→ Action item:
From the entries below, pull out each line where "verified" appears.

--

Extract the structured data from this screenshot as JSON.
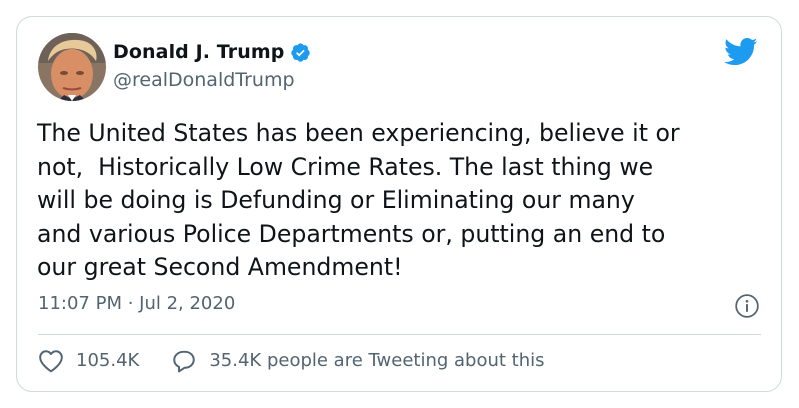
{
  "author": {
    "display_name": "Donald J. Trump",
    "handle": "@realDonaldTrump",
    "verified": true
  },
  "tweet": {
    "text": "The United States has been experiencing, believe it or\nnot,  Historically Low Crime Rates. The last thing we\nwill be doing is Defunding or Eliminating our many\nand various Police Departments or, putting an end to\nour great Second Amendment!",
    "timestamp": "11:07 PM · Jul 2, 2020"
  },
  "engagement": {
    "likes": "105.4K",
    "conversation": "35.4K people are Tweeting about this"
  },
  "icons": {
    "brand": "twitter-bird-icon",
    "verified": "verified-badge-icon",
    "info": "info-icon",
    "like": "heart-icon",
    "reply": "speech-bubble-icon"
  },
  "colors": {
    "brand": "#1d9bf0",
    "text": "#0f1419",
    "muted": "#536471",
    "border": "#cfd9de"
  }
}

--

→ Solution for this task:
    "verified": true
    "verified": "verified-badge-icon",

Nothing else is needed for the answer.